Like many artists, documentary photographer Daniel Dillon has had a project “in his back pocket” for the past five years. His goal was a photo series following local artists as they create a body of work, but he could never find the time. Then the COVID-19 pandemic hit, and he and the artists he wanted to feature were stuck at home. All they had was time.
“This project gives me something to work on during COVID-19 to distract me from the sad events happening in our province, country and around the world,” he says. “Everyone I spoke with had projects in their back pocket that they wanted to work on at some point. It really kicked them in the backside to get started on them.”
Dillon received a Micro-Grant from SK Arts and gathered a team of 12 artists from the Creighton/Flin Flon area to create projects in their homes in a variety of genres – painting, quilting, pottery, woodturning, metalwork, beading and more.
“Elaine Angelski, a potter I’m working with, always wanted to make a full set of dishes and cups. Now she’s pushing herself to her limit, because she has the time to do it, and she’s really enjoying it,” Dillon says.
Quilter Sandra Dixon agrees. “When time was very fluid in the early stages of the pandemic, this project was an excellent focal point.”
Over the course of the lockdown, artists met up through monthly videoconferencing calls, supporting and motivating one another in their work. Dixon notes, “Being a part of the project made me feel connected to my community of fellow artists and northerners when we were all separated.”

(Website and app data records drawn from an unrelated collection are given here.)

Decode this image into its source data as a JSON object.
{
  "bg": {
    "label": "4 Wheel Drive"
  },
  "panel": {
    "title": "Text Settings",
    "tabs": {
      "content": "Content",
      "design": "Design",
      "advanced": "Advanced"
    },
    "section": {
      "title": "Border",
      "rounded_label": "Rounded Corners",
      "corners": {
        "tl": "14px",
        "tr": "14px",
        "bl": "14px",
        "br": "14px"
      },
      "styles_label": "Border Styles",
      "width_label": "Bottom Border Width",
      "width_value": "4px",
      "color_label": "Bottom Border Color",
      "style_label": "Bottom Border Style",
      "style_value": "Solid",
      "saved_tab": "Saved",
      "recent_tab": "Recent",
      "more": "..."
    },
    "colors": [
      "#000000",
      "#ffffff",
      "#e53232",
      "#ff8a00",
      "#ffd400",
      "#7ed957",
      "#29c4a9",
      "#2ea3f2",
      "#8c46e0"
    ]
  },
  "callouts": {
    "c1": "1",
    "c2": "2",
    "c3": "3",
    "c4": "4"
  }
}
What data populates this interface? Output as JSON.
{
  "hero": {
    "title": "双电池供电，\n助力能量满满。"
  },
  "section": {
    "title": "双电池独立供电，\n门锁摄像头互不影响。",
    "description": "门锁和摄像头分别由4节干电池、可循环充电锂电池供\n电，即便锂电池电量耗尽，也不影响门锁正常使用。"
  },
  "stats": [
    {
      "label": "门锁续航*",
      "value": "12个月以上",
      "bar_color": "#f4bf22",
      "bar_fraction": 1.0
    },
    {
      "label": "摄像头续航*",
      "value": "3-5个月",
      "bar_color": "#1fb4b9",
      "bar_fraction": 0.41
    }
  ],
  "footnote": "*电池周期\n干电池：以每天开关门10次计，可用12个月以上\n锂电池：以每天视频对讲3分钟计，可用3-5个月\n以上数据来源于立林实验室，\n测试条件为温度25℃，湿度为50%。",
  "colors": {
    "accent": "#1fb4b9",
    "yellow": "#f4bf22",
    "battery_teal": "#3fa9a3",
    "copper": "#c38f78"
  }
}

The project is very personal and meaningful to beadwork artist Doreen Roman, as it helped her connect with her nêhiyawak/Anishinaabe/Nakota background. “I never grew up learning my culture. A call out was made on Facebook for beaded vamps, and I decided to send in a pair of vamps. I had to get a friend of mine to teach me how to bead, as I didn’t know how to, and I didn’t know what a vamp was,” she recalls.
Dillon photographed the artists at different points in their processes, maintaining social distance by standing at the doors of their studios and using a long lens. “It’s amazing to be invited into these artists’ studios to see how different they are.”
Avery Ascher, metalworker, is also excited by the diversity of arts and crafts expression represented in the project. “Dan’s photos of each of us working will deepen the stories that the finished artworks themselves will tell,” she says.
One of Dillon’s goals was to help artists maintain a positive state of mental health during the lockdown. Visual artist Matthew Enns feels the project accomplished that. “My life for the last few years has been difficult and chaotic. The virus and this project have given me an opportunity to take a breath.”
The project will culminate in a month-long exhibition at the Flin Flon NorVA Centre in 2021, which will feature Dillon’s portraiture alongside the artists’ biographies and COVID-19 creations. The team of artists hopes that the exhibition will be an opportunity for them to finally gather in person. Dillon also plans to create a self-published book as a historical record of the work.
Top: Elaine Angelski -- pottery
Middle: Sandra Dixon -- quilting
Bottom: Doreen Roman -- beadwork
Photos by Daniel Dillon